Last week, many tribes fought back, claiming the Interior Department unfairly changed its rule, in hearings held at the House Committee on Natural Resources.
The new rules, which allow the Secretary of the Interior to use distance from an existing reservation as a condition for land applications, could potentially affect both the Mashpee and Aquinnah Wampanoag tribes, which sent leaders to Washington.
While the Indian Gaming Regulatory Act of 1988 makes an exception for newly-recognized tribes to form a reservation, the Interior secretary is utilizing the Indian Reorganization Act of 1934 to establish the new directive.
Under the Reorganization Act, "off-reservation" is defined as anything that is not on or contiguous to a tribe’s reservation.
The Mashpee Wampanoag tribe in August applied to put land in Middleboro and Mashpee into trust as its initial reservation. But because the new rules are vague, it’s hard to tell if the Mashpee tribe’s Middleboro land plans would be affected, said Kathryn Rand, an Indian gaming expert at the University of North Dakota.
The idea of "reservation shopping," or essentially claiming land best for a casino and asking to put it into trust, is politically controversial, and this memo reflects that, Rand said.
"It’s not entirely clear how what seemed pretty straightforward under IGRA (Indian Gaming Regulatory Act), a newly acquired reservation will function under this test," Rand said. "Will the secretary take into account how far it is from the tribe’s historic land? It’s not clear."
The Mashpee tribe does not believe the issue will affect its application, tribal council spokesman Scott Ferson said.
"The tribe feels comfortable with the application that it has in," Ferson said. "Short of something unreasonable, and there’s no expectation that there will be, it will be fine."
One of the applications that was denied was from the Wisconsin-based Stockbridge-Munsee band of Mohican Indians, who are backed by Sol Kerzner and Len Wolman, the Mashpee tribe’s financial backers.
The Aquinnah Wampanoag tribe, which already has a reservation on Martha’s Vineyard, could also be affected by this new rule. The island tribe is considering building a casino in the western or southeastern portions of the state. If tribal leaders attempt to establish trust land away from their existing Aquinnah reservation instead of applying for one of governor’s proposed commercial casino licenses, the BIA’s new regulations could pose a problem.
The new directive only says that the off-reservation casinos should be within a "commutable distance," but does not define what that is.
Cheryl Andrews-Maltais, chairwoman of the Aquinnah tribe, could not be reached for comment.
The change in guidelines was an attempt to help the department wrangle through its backlog, Assistant Secretary for Indian Affairs Carl Artman told the committee Wednesday.
"We weren’t coming up with new policy, we weren’t coming up with new regulations, it doesn’t create anything new," Artman said. "It simply clarifies ... how they should be looking at these applications when they come in."
In at least one case, with the St. Regis Mohawk tribe, an application for a casino in the Catskills region of New York had all preliminary approvals, including from the state’s governor, and was only hinging on a decision from the secretary of the interior, Chief Lorraine White told the committee.

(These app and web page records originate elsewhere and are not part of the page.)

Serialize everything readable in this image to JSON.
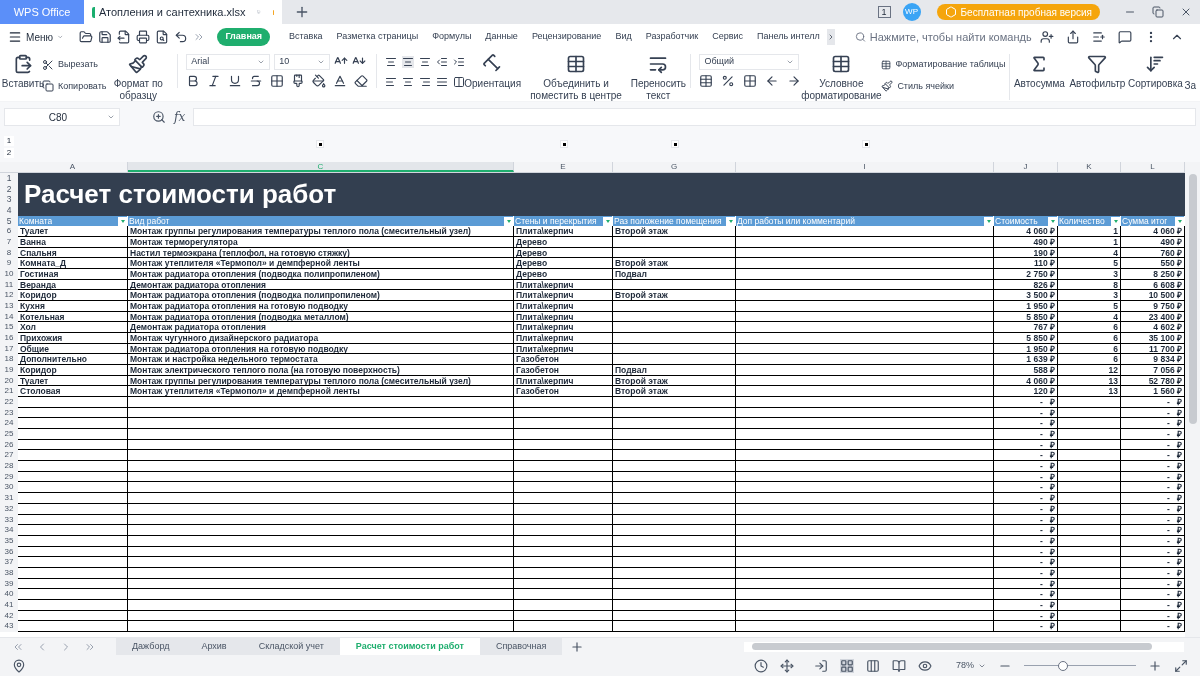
{
  "app": {
    "name": "WPS Office"
  },
  "doc_tab": {
    "title": "Атопления и сантехника.xlsx",
    "unsaved": true
  },
  "window": {
    "badge": "1",
    "avatar": "WP",
    "trial": "Бесплатная пробная версия"
  },
  "menu": "Меню",
  "ribbon_tabs": [
    {
      "label": "Главная",
      "selected": true
    },
    {
      "label": "Вставка",
      "selected": false
    },
    {
      "label": "Разметка страницы",
      "selected": false
    },
    {
      "label": "Формулы",
      "selected": false
    },
    {
      "label": "Данные",
      "selected": false
    },
    {
      "label": "Рецензирование",
      "selected": false
    },
    {
      "label": "Вид",
      "selected": false
    },
    {
      "label": "Разработчик",
      "selected": false
    },
    {
      "label": "Сервис",
      "selected": false
    },
    {
      "label": "Панель интелл",
      "selected": false
    }
  ],
  "search": {
    "placeholder": "Нажмите, чтобы найти команды"
  },
  "ribbon": {
    "paste": "Вставить",
    "cut": "Вырезать",
    "copy": "Копировать",
    "format_painter": "Формат по образцу",
    "font": "Arial",
    "size": "10",
    "orientation": "Ориентация",
    "merge": "Объединить и поместить в центре",
    "wrap": "Переносить текст",
    "number_format": "Общий",
    "conditional": "Условное форматирование",
    "table_format": "Форматирование таблицы",
    "cell_style": "Стиль ячейки",
    "autosum": "Автосумма",
    "autofilter": "Автофильтр",
    "sort": "Сортировка",
    "more": "За"
  },
  "formula_bar": {
    "cell_ref": "C80",
    "function_label": "fx"
  },
  "outline_levels": [
    "1",
    "2"
  ],
  "columns": [
    {
      "label": "A",
      "selected": false
    },
    {
      "label": "C",
      "selected": true
    },
    {
      "label": "E",
      "selected": false
    },
    {
      "label": "G",
      "selected": false
    },
    {
      "label": "I",
      "selected": false
    },
    {
      "label": "J",
      "selected": false
    },
    {
      "label": "K",
      "selected": false
    },
    {
      "label": "L",
      "selected": false
    }
  ],
  "title_rows": [
    "1",
    "2",
    "3",
    "4"
  ],
  "title": "Расчет стоимости работ",
  "header_row": "5",
  "headers": [
    "Комната",
    "Вид работ",
    "Стены и перекрытия",
    "Раз положение помещения",
    "Доп работы или комментарий",
    "Стоимость",
    "Количество",
    "Сумма итог"
  ],
  "rows": [
    {
      "n": "6",
      "cells": [
        "Туалет",
        "Монтаж группы регулирования температуры теплого пола (смесительный узел)",
        "Плита\\керпич",
        "Второй этаж",
        "",
        "4 060 ₽",
        "1",
        "4 060 ₽"
      ]
    },
    {
      "n": "7",
      "cells": [
        "Ванна",
        "Монтаж терморегулятора",
        "Дерево",
        "",
        "",
        "490 ₽",
        "1",
        "490 ₽"
      ]
    },
    {
      "n": "8",
      "cells": [
        "Спальня",
        "Настил термоэкрана (теплофол, на готовую стяжку)",
        "Дерево",
        "",
        "",
        "190 ₽",
        "4",
        "760 ₽"
      ]
    },
    {
      "n": "9",
      "cells": [
        "Комната_Д",
        "Монтаж утеплителя «Термопол» и демпферной ленты",
        "Дерево",
        "Второй этаж",
        "",
        "110 ₽",
        "5",
        "550 ₽"
      ]
    },
    {
      "n": "10",
      "cells": [
        "Гостиная",
        "Монтаж радиатора отопления (подводка полипропиленом)",
        "Дерево",
        "Подвал",
        "",
        "2 750 ₽",
        "3",
        "8 250 ₽"
      ]
    },
    {
      "n": "11",
      "cells": [
        "Веранда",
        "Демонтаж радиатора отопления",
        "Плита\\керпич",
        "",
        "",
        "826 ₽",
        "8",
        "6 608 ₽"
      ]
    },
    {
      "n": "12",
      "cells": [
        "Коридор",
        "Монтаж радиатора отопления (подводка полипропиленом)",
        "Плита\\керпич",
        "Второй этаж",
        "",
        "3 500 ₽",
        "3",
        "10 500 ₽"
      ]
    },
    {
      "n": "13",
      "cells": [
        "Кухня",
        "Монтаж радиатора отопления на готовую подводку",
        "Плита\\керпич",
        "",
        "",
        "1 950 ₽",
        "5",
        "9 750 ₽"
      ]
    },
    {
      "n": "14",
      "cells": [
        "Котельная",
        "Монтаж радиатора отопления (подводка металлом)",
        "Плита\\керпич",
        "",
        "",
        "5 850 ₽",
        "4",
        "23 400 ₽"
      ]
    },
    {
      "n": "15",
      "cells": [
        "Хол",
        "Демонтаж радиатора отопления",
        "Плита\\керпич",
        "",
        "",
        "767 ₽",
        "6",
        "4 602 ₽"
      ]
    },
    {
      "n": "16",
      "cells": [
        "Прихожия",
        "Монтаж чугунного дизайнерского радиатора",
        "Плита\\керпич",
        "",
        "",
        "5 850 ₽",
        "6",
        "35 100 ₽"
      ]
    },
    {
      "n": "17",
      "cells": [
        "Общие",
        "Монтаж радиатора отопления на готовую подводку",
        "Плита\\керпич",
        "",
        "",
        "1 950 ₽",
        "6",
        "11 700 ₽"
      ]
    },
    {
      "n": "18",
      "cells": [
        "Дополнительно",
        "Монтаж и настройка недельного термостата",
        "Газобетон",
        "",
        "",
        "1 639 ₽",
        "6",
        "9 834 ₽"
      ]
    },
    {
      "n": "19",
      "cells": [
        "Коридор",
        "Монтаж электрического теплого пола (на готовую поверхность)",
        "Газобетон",
        "Подвал",
        "",
        "588 ₽",
        "12",
        "7 056 ₽"
      ]
    },
    {
      "n": "20",
      "cells": [
        "Туалет",
        "Монтаж группы регулирования температуры теплого пола (смесительный узел)",
        "Плита\\керпич",
        "Второй этаж",
        "",
        "4 060 ₽",
        "13",
        "52 780 ₽"
      ]
    },
    {
      "n": "21",
      "cells": [
        "Столовая",
        "Монтаж утеплителя «Термопол» и демпферной ленты",
        "Газобетон",
        "Второй этаж",
        "",
        "120 ₽",
        "13",
        "1 560 ₽"
      ]
    },
    {
      "n": "22",
      "cells": [
        "",
        "",
        "",
        "",
        "",
        "-   ₽",
        "",
        "-   ₽"
      ]
    },
    {
      "n": "23",
      "cells": [
        "",
        "",
        "",
        "",
        "",
        "-   ₽",
        "",
        "-   ₽"
      ]
    },
    {
      "n": "24",
      "cells": [
        "",
        "",
        "",
        "",
        "",
        "-   ₽",
        "",
        "-   ₽"
      ]
    },
    {
      "n": "25",
      "cells": [
        "",
        "",
        "",
        "",
        "",
        "-   ₽",
        "",
        "-   ₽"
      ]
    },
    {
      "n": "26",
      "cells": [
        "",
        "",
        "",
        "",
        "",
        "-   ₽",
        "",
        "-   ₽"
      ]
    },
    {
      "n": "27",
      "cells": [
        "",
        "",
        "",
        "",
        "",
        "-   ₽",
        "",
        "-   ₽"
      ]
    },
    {
      "n": "28",
      "cells": [
        "",
        "",
        "",
        "",
        "",
        "-   ₽",
        "",
        "-   ₽"
      ]
    },
    {
      "n": "29",
      "cells": [
        "",
        "",
        "",
        "",
        "",
        "-   ₽",
        "",
        "-   ₽"
      ]
    },
    {
      "n": "30",
      "cells": [
        "",
        "",
        "",
        "",
        "",
        "-   ₽",
        "",
        "-   ₽"
      ]
    },
    {
      "n": "31",
      "cells": [
        "",
        "",
        "",
        "",
        "",
        "-   ₽",
        "",
        "-   ₽"
      ]
    },
    {
      "n": "32",
      "cells": [
        "",
        "",
        "",
        "",
        "",
        "-   ₽",
        "",
        "-   ₽"
      ]
    },
    {
      "n": "33",
      "cells": [
        "",
        "",
        "",
        "",
        "",
        "-   ₽",
        "",
        "-   ₽"
      ]
    },
    {
      "n": "34",
      "cells": [
        "",
        "",
        "",
        "",
        "",
        "-   ₽",
        "",
        "-   ₽"
      ]
    },
    {
      "n": "35",
      "cells": [
        "",
        "",
        "",
        "",
        "",
        "-   ₽",
        "",
        "-   ₽"
      ]
    },
    {
      "n": "36",
      "cells": [
        "",
        "",
        "",
        "",
        "",
        "-   ₽",
        "",
        "-   ₽"
      ]
    },
    {
      "n": "37",
      "cells": [
        "",
        "",
        "",
        "",
        "",
        "-   ₽",
        "",
        "-   ₽"
      ]
    },
    {
      "n": "38",
      "cells": [
        "",
        "",
        "",
        "",
        "",
        "-   ₽",
        "",
        "-   ₽"
      ]
    },
    {
      "n": "39",
      "cells": [
        "",
        "",
        "",
        "",
        "",
        "-   ₽",
        "",
        "-   ₽"
      ]
    },
    {
      "n": "40",
      "cells": [
        "",
        "",
        "",
        "",
        "",
        "-   ₽",
        "",
        "-   ₽"
      ]
    },
    {
      "n": "41",
      "cells": [
        "",
        "",
        "",
        "",
        "",
        "-   ₽",
        "",
        "-   ₽"
      ]
    },
    {
      "n": "42",
      "cells": [
        "",
        "",
        "",
        "",
        "",
        "-   ₽",
        "",
        "-   ₽"
      ]
    },
    {
      "n": "43",
      "cells": [
        "",
        "",
        "",
        "",
        "",
        "-   ₽",
        "",
        "-   ₽"
      ]
    }
  ],
  "sheet_tabs": [
    {
      "label": "Дажборд",
      "selected": false
    },
    {
      "label": "Архив",
      "selected": false
    },
    {
      "label": "Складской учет",
      "selected": false
    },
    {
      "label": "Расчет стоимости работ",
      "selected": true
    },
    {
      "label": "Справочная",
      "selected": false
    }
  ],
  "zoom": {
    "value": "78%",
    "level": 0.35
  }
}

"It was a complete miscarriage of justice for the department to have created a brand new rule one day and apply it the next as the sole basis for denying our application," White said.
The only recourse for these tribes at this point is to appeal in court or start the process over again, Artman said.